Some may see it as inconsiderate. But being impervious to hard times and criticisms is essential for a rap artist to survive in hip-hop. No music genre is predicated on competition like hip-hop, a genre where the title of a vicious Jay-Z diss by Nas (“Ether”) has turned into a colloquialism for absolute destruction that’s entered the national lexicon. Having an episode strictly dedicated to battle rap was a nice touch and a great way to show that no matter what type of rapper you are, you have to always be ready to attack.

Hip-Hop 101 Like You’ve Never Seen
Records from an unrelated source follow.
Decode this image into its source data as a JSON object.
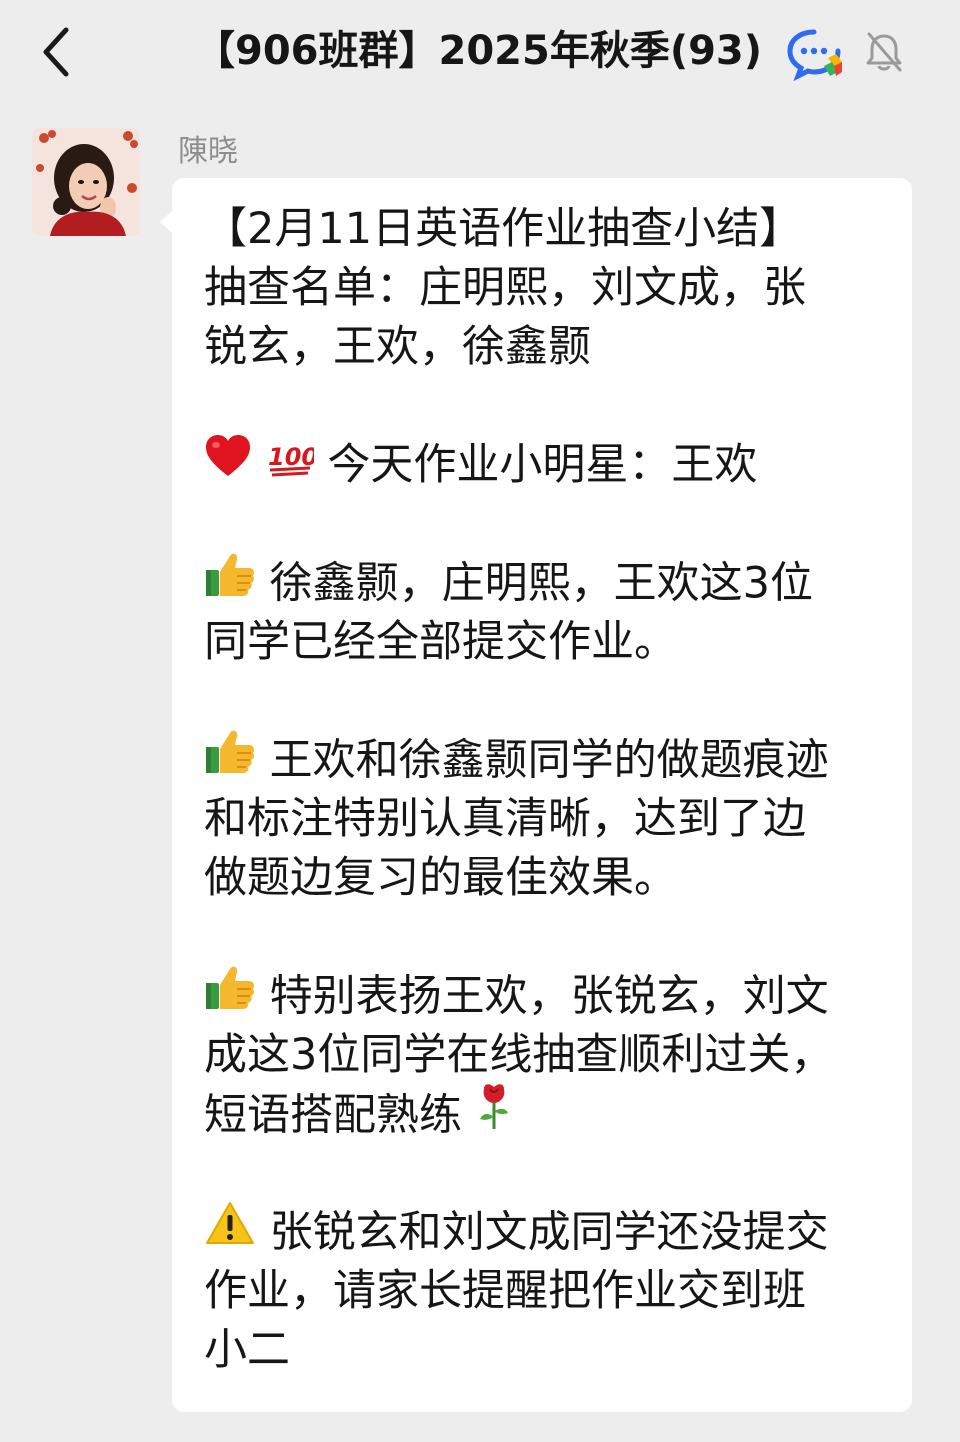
{
  "header": {
    "title": "【906班群】2025年秋季(93)",
    "back_icon": "chevron-left-icon",
    "group_icon": "group-chat-icon",
    "mute_icon": "bell-muted-icon"
  },
  "message": {
    "sender": "陳晓",
    "lines": {
      "l01": "【2月11日英语作业抽查小结】",
      "l02": "抽查名单：庄明熙，刘文成，张",
      "l03": "锐玄，王欢，徐鑫颢",
      "l04": "今天作业小明星：王欢",
      "l05": "徐鑫颢，庄明熙，王欢这3位",
      "l06": "同学已经全部提交作业。",
      "l07": "王欢和徐鑫颢同学的做题痕迹",
      "l08": "和标注特别认真清晰，达到了边",
      "l09": "做题边复习的最佳效果。",
      "l10": "特别表扬王欢，张锐玄，刘文",
      "l11": "成这3位同学在线抽查顺利过关，",
      "l12": "短语搭配熟练",
      "l13": "张锐玄和刘文成同学还没提交",
      "l14": "作业，请家长提醒把作业交到班",
      "l15": "小二"
    },
    "emojis": {
      "heart": "red-heart-emoji",
      "hundred": "hundred-points-emoji",
      "thumbs": "thumbs-up-emoji",
      "rose": "rose-emoji",
      "warning": "warning-emoji"
    },
    "hundred_text": "100"
  },
  "colors": {
    "background": "#ededed",
    "bubble": "#ffffff",
    "text": "#161616",
    "sender": "#8e8e8e"
  }
}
Through learning who will move on to the next round, Rhythm + Flow also teaches viewers the science of the genre. Hip-hop artist King Los appears on the show as a coach to the contestants and in one episode breaks down the “ancient hip-hop formula” for constructing a rhyme: set up, metaphor, punchline. He explains to a lyrically adept Jakob Campbell how spacing out his rhymes will help him create cadence, which will help him create rhythm. It’s a breath of fresh air to see rapping broken down eruditely so fans can see the hip-hop traditions that must be adhered to in order to become a rap star.

Another part of hip-hop tradition explored in a way seldom seen on music competition shows is how hip-hop talent can be discovered anywhere. Before Notorious B.I.G. was in the ears of millions, he was freestyling on the streets of Brooklyn. Before Meek Mill was able to “pay [his] mother $10,000 about a thousand times,” as he recently rapped, he was a nappy-haired teenager expelling his thoughts on the ills of his neighborhood while on a street corner. Chance the Rapper recorded his first mixtape 10 Day in a Chicago library that we revisit in the show. 
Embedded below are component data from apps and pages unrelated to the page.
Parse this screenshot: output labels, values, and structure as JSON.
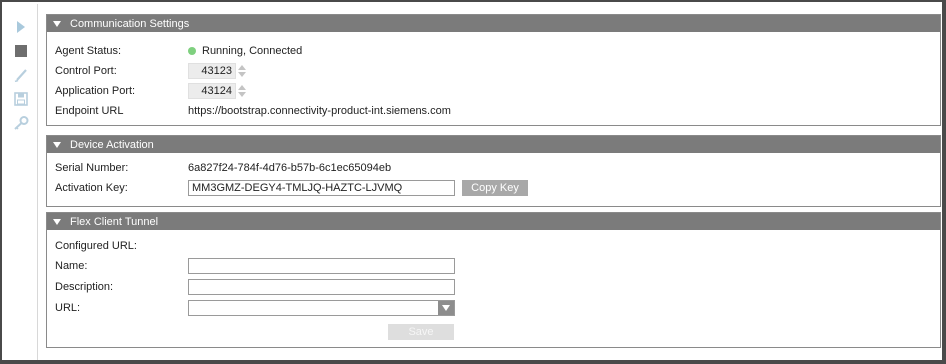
{
  "toolbar": {
    "icons": [
      "play-icon",
      "stop-icon",
      "pencil-icon",
      "save-icon",
      "key-icon"
    ]
  },
  "communication": {
    "header": "Communication Settings",
    "agent_status_label": "Agent Status:",
    "agent_status_value": "Running, Connected",
    "status_color": "#7fd07f",
    "control_port_label": "Control Port:",
    "control_port_value": "43123",
    "application_port_label": "Application Port:",
    "application_port_value": "43124",
    "endpoint_label": "Endpoint URL",
    "endpoint_value": "https://bootstrap.connectivity-product-int.siemens.com"
  },
  "activation": {
    "header": "Device Activation",
    "serial_label": "Serial Number:",
    "serial_value": "6a827f24-784f-4d76-b57b-6c1ec65094eb",
    "key_label": "Activation Key:",
    "key_value": "MM3GMZ-DEGY4-TMLJQ-HAZTC-LJVMQ",
    "copy_button": "Copy Key"
  },
  "tunnel": {
    "header": "Flex Client Tunnel",
    "configured_url_label": "Configured URL:",
    "name_label": "Name:",
    "name_value": "",
    "description_label": "Description:",
    "description_value": "",
    "url_label": "URL:",
    "url_value": "",
    "save_button": "Save"
  },
  "colors": {
    "header_bg": "#7b7b7b",
    "button_bg": "#a8a8a8"
  }
}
It’s a breath of fresh air to see rapping broken down eruditely so fans can see the hip-hop traditions that must be adhered to in order to become a rap star.
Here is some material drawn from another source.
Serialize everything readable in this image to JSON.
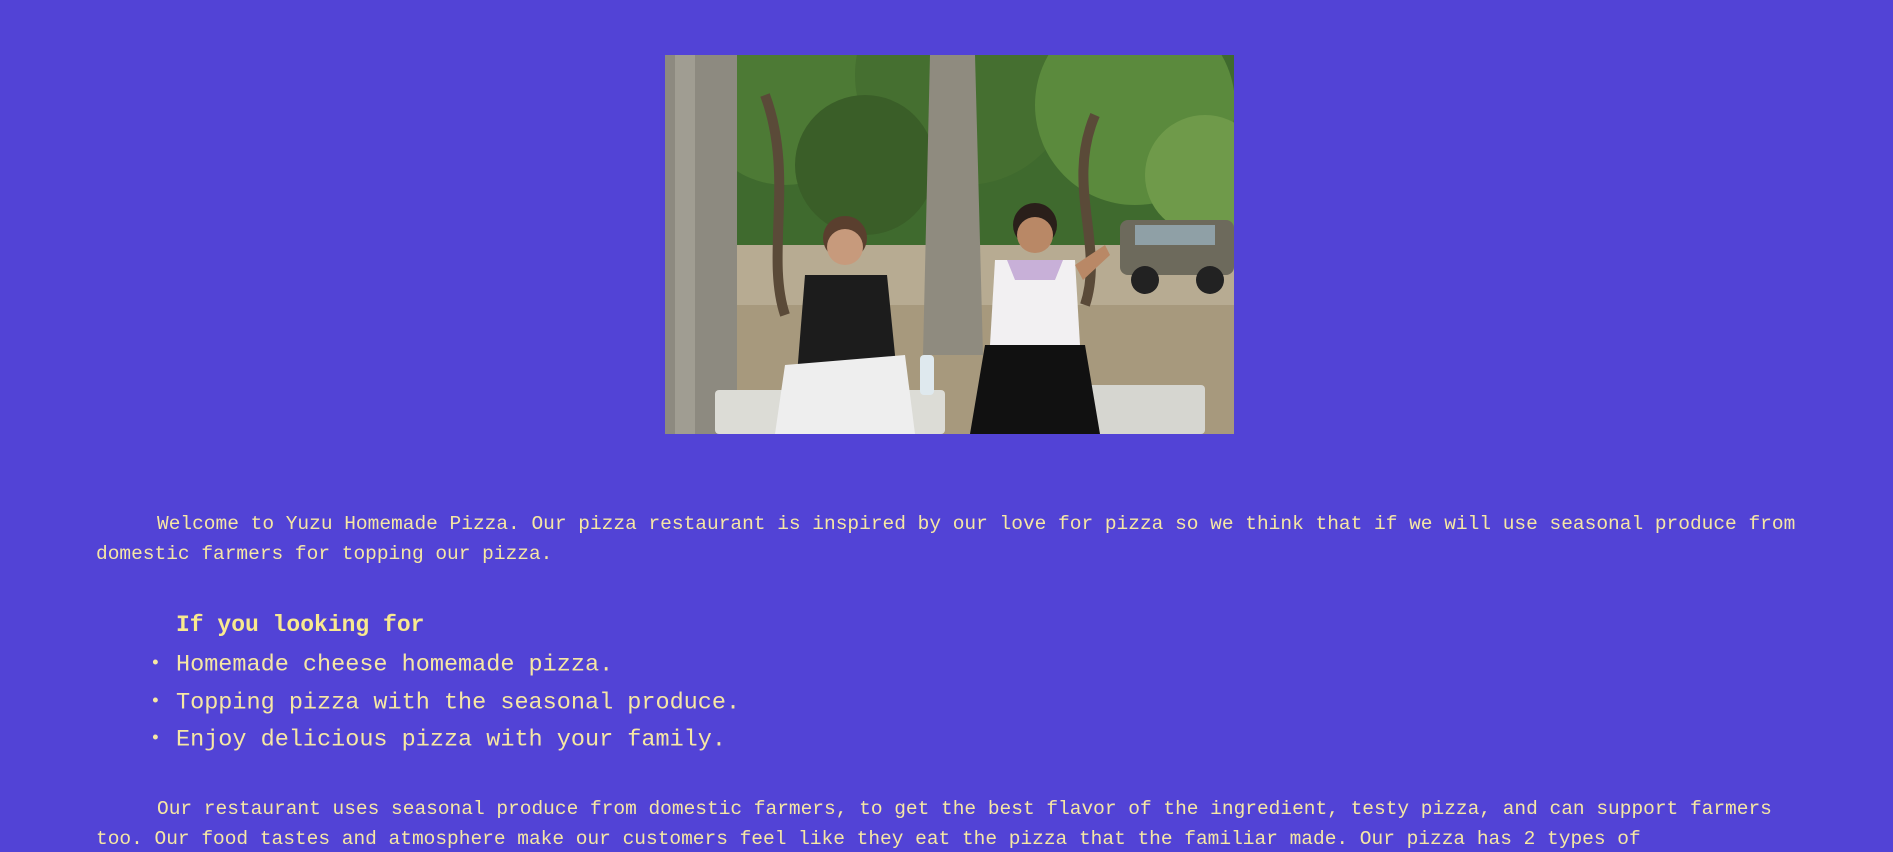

Rhythm + Flow not only dedicated four episodes exploring the talent in Chicago, Atlanta and New York City in order to drive home the point of the ubiquity of hip-hop talent around America, but also held mini-competitions in a barbershop, recording studio and radio station, cultural staples in hip-hop where the best talent could emerge from at any moment.

More Than Skills: Talent Must Be Marketable

You may be able to find hip-hop talent in the most normal places, but don’t confuse the genre as a meritocracy. Hip-hop didn’t become the most consumed music genre solely by promoting the most-skilled rappers. Unlike nearly every music competition show, an artist’s marketability is as important on Rhythm + Flow as how good they rap. 

T.I. critiqued a scintillating and thought-provoking Caleb Colossus, inspired by Michelangelo paintings, as one that he personally liked but was unsure of how marketable it was. Cardi criticized a person’s song because it “might scare white people,” and Chance wholeheartedly agreed.

The fixation on commercial appeal is heavily prevalent in a genre that raps about Billboard placement and album sales in songs. Rhythm + Flow doesn’t shy away from this fact.


The fixation on commercial appeal is heavily prevalent in a genre that raps about Billboard placement and album sales in songs. Rhythm + Flow doesn’t shy away from this fact, and you can see the aspirational contestants slowly alter their music and presentation in order to be more marketable.

Black artists predominantly dominate hip-hop, so Rhythm + Flow’s contestants being overwhelmingly Black and brown artists is both an honest microcosm of the culture and a rare sight on major music competition shows. Sam Be Yourself is white and his race is often described as a potential hindrance. King Los tells him he has to address it in his music, and Cardi called him “Bill Gates’ son” for three straight episodes. 

Outside of a small argument between a rapper called BigMouf'Bo and a few other cast members that felt like drama manufactured for TV, the hip-hop contestants are seen as far more helpful than combative. This helps dispel any misperception of hip-hop as a competitive genre with artists that can’t get along. 

Rhythm + Flow’s first season ends next week, and hopefully, Netflix renews it for multiple seasons, especially if standout artists like D Smoke and Londynn B become stars. Hip-hop could very well be what helps keep Netflix ahead in the impending streaming wars with Apple and Disney in the upcoming decade.

Did you like this article?
Thumbs Up
Thumbs Down